> [YOUR TASK]:
Within the data below, count the lines that include the word "this". Provide the number and nothing further.

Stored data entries
┌──

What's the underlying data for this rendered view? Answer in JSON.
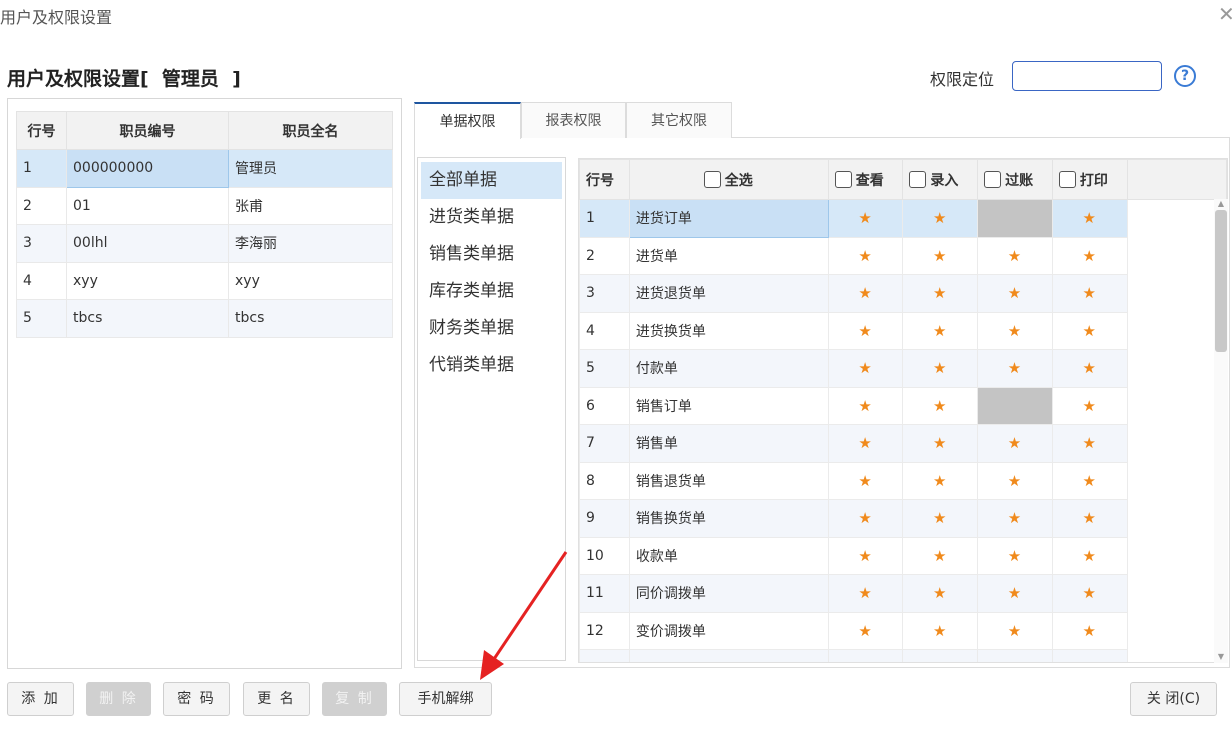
{
  "window": {
    "title": "用户及权限设置",
    "close_glyph": "✕"
  },
  "heading": "用户及权限设置[  管理员  ]",
  "locate": {
    "label": "权限定位",
    "value": ""
  },
  "help_glyph": "?",
  "user_table": {
    "headers": [
      "行号",
      "职员编号",
      "职员全名"
    ],
    "rows": [
      [
        "1",
        "000000000",
        "管理员"
      ],
      [
        "2",
        "01",
        "张甫"
      ],
      [
        "3",
        "00lhl",
        "李海丽"
      ],
      [
        "4",
        "xyy",
        "xyy"
      ],
      [
        "5",
        "tbcs",
        "tbcs"
      ]
    ]
  },
  "tabs": [
    "单据权限",
    "报表权限",
    "其它权限"
  ],
  "categories": [
    "全部单据",
    "进货类单据",
    "销售类单据",
    "库存类单据",
    "财务类单据",
    "代销类单据"
  ],
  "perm_table": {
    "headers": {
      "row": "行号",
      "select_all": "全选",
      "view": "查看",
      "entry": "录入",
      "post": "过账",
      "print": "打印"
    },
    "star": "★",
    "rows": [
      {
        "no": "1",
        "name": "进货订单"
      },
      {
        "no": "2",
        "name": "进货单"
      },
      {
        "no": "3",
        "name": "进货退货单"
      },
      {
        "no": "4",
        "name": "进货换货单"
      },
      {
        "no": "5",
        "name": "付款单"
      },
      {
        "no": "6",
        "name": "销售订单"
      },
      {
        "no": "7",
        "name": "销售单"
      },
      {
        "no": "8",
        "name": "销售退货单"
      },
      {
        "no": "9",
        "name": "销售换货单"
      },
      {
        "no": "10",
        "name": "收款单"
      },
      {
        "no": "11",
        "name": "同价调拨单"
      },
      {
        "no": "12",
        "name": "变价调拨单"
      }
    ]
  },
  "buttons": {
    "add": "添 加",
    "delete": "删 除",
    "password": "密 码",
    "rename": "更 名",
    "copy": "复 制",
    "unbind_phone": "手机解绑",
    "close": "关 闭(C)"
  },
  "colors": {
    "accent": "#1e56a0",
    "star": "#f08a1c",
    "selection": "#d6e8f8",
    "arrow": "#e52222"
  }
}
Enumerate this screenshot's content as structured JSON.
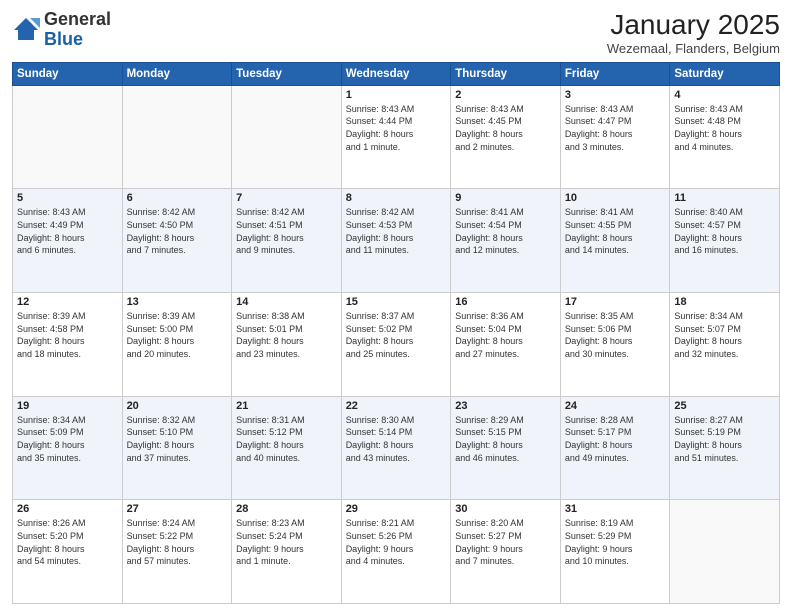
{
  "header": {
    "logo_general": "General",
    "logo_blue": "Blue",
    "month": "January 2025",
    "location": "Wezemaal, Flanders, Belgium"
  },
  "weekdays": [
    "Sunday",
    "Monday",
    "Tuesday",
    "Wednesday",
    "Thursday",
    "Friday",
    "Saturday"
  ],
  "weeks": [
    [
      {
        "num": "",
        "info": ""
      },
      {
        "num": "",
        "info": ""
      },
      {
        "num": "",
        "info": ""
      },
      {
        "num": "1",
        "info": "Sunrise: 8:43 AM\nSunset: 4:44 PM\nDaylight: 8 hours\nand 1 minute."
      },
      {
        "num": "2",
        "info": "Sunrise: 8:43 AM\nSunset: 4:45 PM\nDaylight: 8 hours\nand 2 minutes."
      },
      {
        "num": "3",
        "info": "Sunrise: 8:43 AM\nSunset: 4:47 PM\nDaylight: 8 hours\nand 3 minutes."
      },
      {
        "num": "4",
        "info": "Sunrise: 8:43 AM\nSunset: 4:48 PM\nDaylight: 8 hours\nand 4 minutes."
      }
    ],
    [
      {
        "num": "5",
        "info": "Sunrise: 8:43 AM\nSunset: 4:49 PM\nDaylight: 8 hours\nand 6 minutes."
      },
      {
        "num": "6",
        "info": "Sunrise: 8:42 AM\nSunset: 4:50 PM\nDaylight: 8 hours\nand 7 minutes."
      },
      {
        "num": "7",
        "info": "Sunrise: 8:42 AM\nSunset: 4:51 PM\nDaylight: 8 hours\nand 9 minutes."
      },
      {
        "num": "8",
        "info": "Sunrise: 8:42 AM\nSunset: 4:53 PM\nDaylight: 8 hours\nand 11 minutes."
      },
      {
        "num": "9",
        "info": "Sunrise: 8:41 AM\nSunset: 4:54 PM\nDaylight: 8 hours\nand 12 minutes."
      },
      {
        "num": "10",
        "info": "Sunrise: 8:41 AM\nSunset: 4:55 PM\nDaylight: 8 hours\nand 14 minutes."
      },
      {
        "num": "11",
        "info": "Sunrise: 8:40 AM\nSunset: 4:57 PM\nDaylight: 8 hours\nand 16 minutes."
      }
    ],
    [
      {
        "num": "12",
        "info": "Sunrise: 8:39 AM\nSunset: 4:58 PM\nDaylight: 8 hours\nand 18 minutes."
      },
      {
        "num": "13",
        "info": "Sunrise: 8:39 AM\nSunset: 5:00 PM\nDaylight: 8 hours\nand 20 minutes."
      },
      {
        "num": "14",
        "info": "Sunrise: 8:38 AM\nSunset: 5:01 PM\nDaylight: 8 hours\nand 23 minutes."
      },
      {
        "num": "15",
        "info": "Sunrise: 8:37 AM\nSunset: 5:02 PM\nDaylight: 8 hours\nand 25 minutes."
      },
      {
        "num": "16",
        "info": "Sunrise: 8:36 AM\nSunset: 5:04 PM\nDaylight: 8 hours\nand 27 minutes."
      },
      {
        "num": "17",
        "info": "Sunrise: 8:35 AM\nSunset: 5:06 PM\nDaylight: 8 hours\nand 30 minutes."
      },
      {
        "num": "18",
        "info": "Sunrise: 8:34 AM\nSunset: 5:07 PM\nDaylight: 8 hours\nand 32 minutes."
      }
    ],
    [
      {
        "num": "19",
        "info": "Sunrise: 8:34 AM\nSunset: 5:09 PM\nDaylight: 8 hours\nand 35 minutes."
      },
      {
        "num": "20",
        "info": "Sunrise: 8:32 AM\nSunset: 5:10 PM\nDaylight: 8 hours\nand 37 minutes."
      },
      {
        "num": "21",
        "info": "Sunrise: 8:31 AM\nSunset: 5:12 PM\nDaylight: 8 hours\nand 40 minutes."
      },
      {
        "num": "22",
        "info": "Sunrise: 8:30 AM\nSunset: 5:14 PM\nDaylight: 8 hours\nand 43 minutes."
      },
      {
        "num": "23",
        "info": "Sunrise: 8:29 AM\nSunset: 5:15 PM\nDaylight: 8 hours\nand 46 minutes."
      },
      {
        "num": "24",
        "info": "Sunrise: 8:28 AM\nSunset: 5:17 PM\nDaylight: 8 hours\nand 49 minutes."
      },
      {
        "num": "25",
        "info": "Sunrise: 8:27 AM\nSunset: 5:19 PM\nDaylight: 8 hours\nand 51 minutes."
      }
    ],
    [
      {
        "num": "26",
        "info": "Sunrise: 8:26 AM\nSunset: 5:20 PM\nDaylight: 8 hours\nand 54 minutes."
      },
      {
        "num": "27",
        "info": "Sunrise: 8:24 AM\nSunset: 5:22 PM\nDaylight: 8 hours\nand 57 minutes."
      },
      {
        "num": "28",
        "info": "Sunrise: 8:23 AM\nSunset: 5:24 PM\nDaylight: 9 hours\nand 1 minute."
      },
      {
        "num": "29",
        "info": "Sunrise: 8:21 AM\nSunset: 5:26 PM\nDaylight: 9 hours\nand 4 minutes."
      },
      {
        "num": "30",
        "info": "Sunrise: 8:20 AM\nSunset: 5:27 PM\nDaylight: 9 hours\nand 7 minutes."
      },
      {
        "num": "31",
        "info": "Sunrise: 8:19 AM\nSunset: 5:29 PM\nDaylight: 9 hours\nand 10 minutes."
      },
      {
        "num": "",
        "info": ""
      }
    ]
  ]
}
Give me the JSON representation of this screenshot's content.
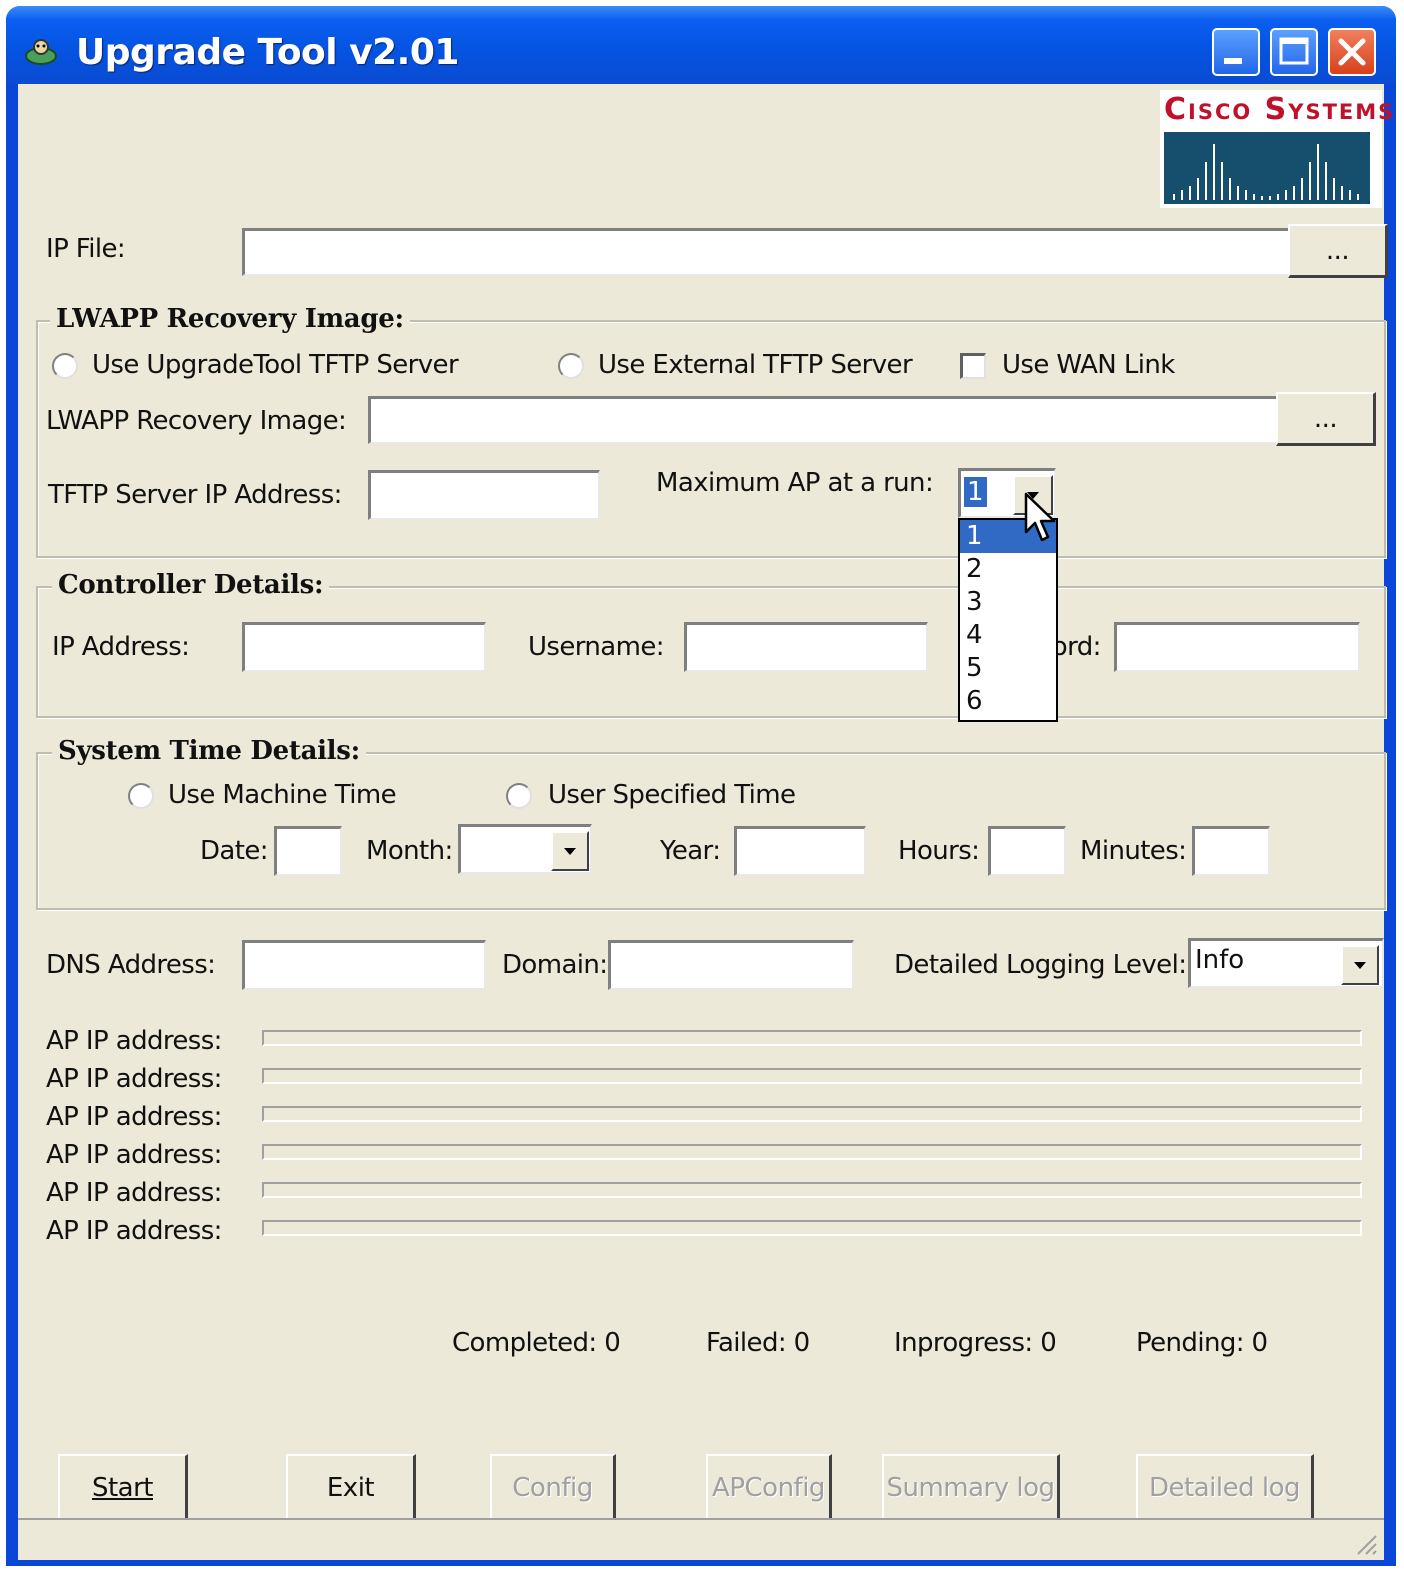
{
  "window": {
    "title": "Upgrade Tool v2.01"
  },
  "logo": {
    "text": "Cisco Systems"
  },
  "ip_file": {
    "label": "IP File:",
    "value": "",
    "browse_label": "..."
  },
  "lwapp": {
    "legend": "LWAPP Recovery Image:",
    "radio_internal": "Use UpgradeTool TFTP Server",
    "radio_external": "Use External TFTP Server",
    "wan_link": "Use WAN Link",
    "image_label": "LWAPP Recovery Image:",
    "image_value": "",
    "image_browse_label": "...",
    "tftp_label": "TFTP Server IP Address:",
    "tftp_value": "",
    "max_ap_label": "Maximum AP at a run:",
    "max_ap_value": "1",
    "max_ap_options": [
      "1",
      "2",
      "3",
      "4",
      "5",
      "6"
    ]
  },
  "controller": {
    "legend": "Controller Details:",
    "ip_label": "IP Address:",
    "username_label": "Username:",
    "password_label": "Password:"
  },
  "systime": {
    "legend": "System Time Details:",
    "radio_machine": "Use Machine Time",
    "radio_user": "User Specified Time",
    "date_label": "Date:",
    "month_label": "Month:",
    "year_label": "Year:",
    "hours_label": "Hours:",
    "minutes_label": "Minutes:"
  },
  "misc": {
    "dns_label": "DNS Address:",
    "domain_label": "Domain:",
    "logging_label": "Detailed Logging Level:",
    "logging_value": "Info"
  },
  "ap_rows": [
    {
      "label": "AP IP address:",
      "progress": 0
    },
    {
      "label": "AP IP address:",
      "progress": 0
    },
    {
      "label": "AP IP address:",
      "progress": 0
    },
    {
      "label": "AP IP address:",
      "progress": 0
    },
    {
      "label": "AP IP address:",
      "progress": 0
    },
    {
      "label": "AP IP address:",
      "progress": 0
    }
  ],
  "stats": {
    "completed": "Completed: 0",
    "failed": "Failed:  0",
    "inprogress": "Inprogress: 0",
    "pending": "Pending: 0"
  },
  "buttons": {
    "start": "Start",
    "exit": "Exit",
    "config": "Config",
    "apconfig": "APConfig",
    "summary_log": "Summary log",
    "detailed_log": "Detailed log"
  },
  "colors": {
    "titlebar": "#0553e0",
    "client_bg": "#ece9d8",
    "selection": "#316ac5",
    "close_button": "#d8401a",
    "logo_red": "#c0102a",
    "logo_blue": "#164f6d"
  },
  "icons": [
    "app-icon",
    "minimize-icon",
    "maximize-icon",
    "close-icon",
    "dropdown-arrow-icon",
    "mouse-cursor-icon",
    "resize-grip-icon"
  ]
}
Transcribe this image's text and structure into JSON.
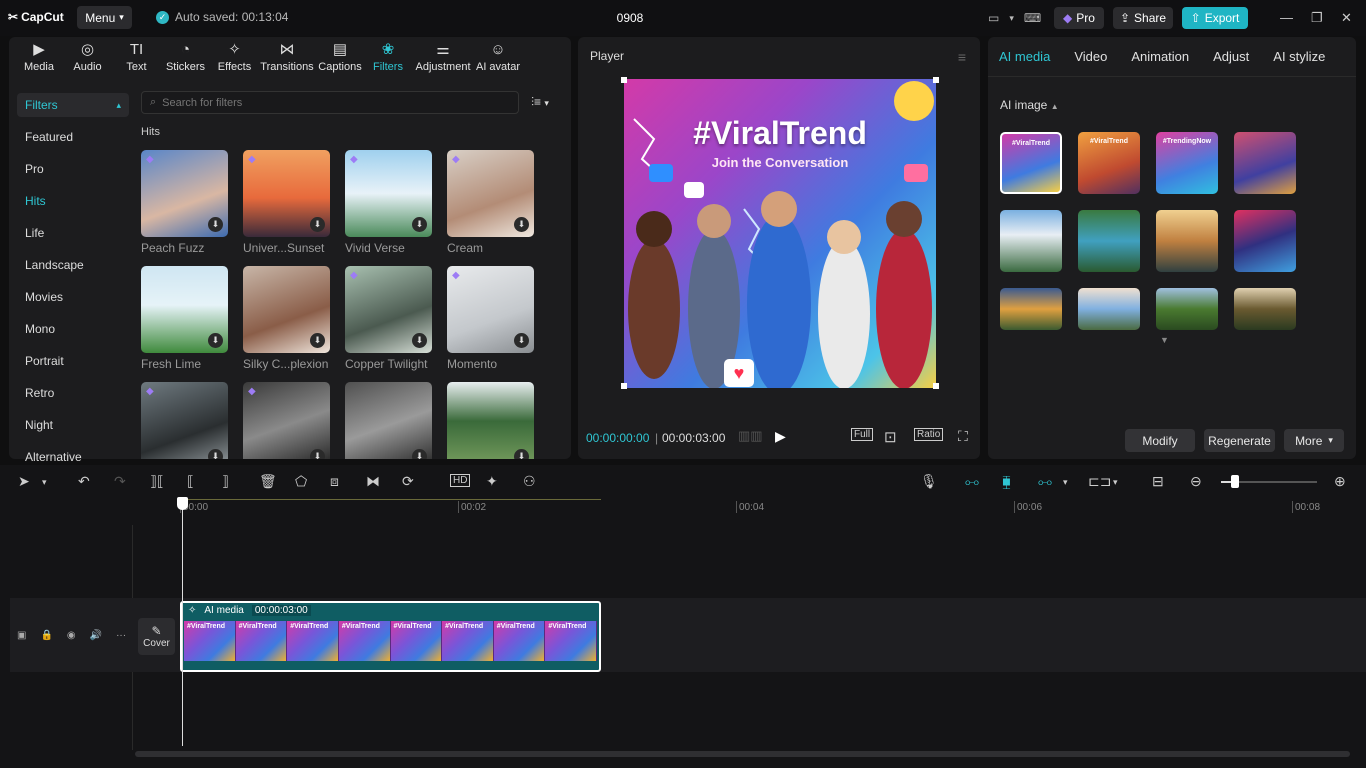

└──

> [ANSWER TO THE EXERCISE]:
4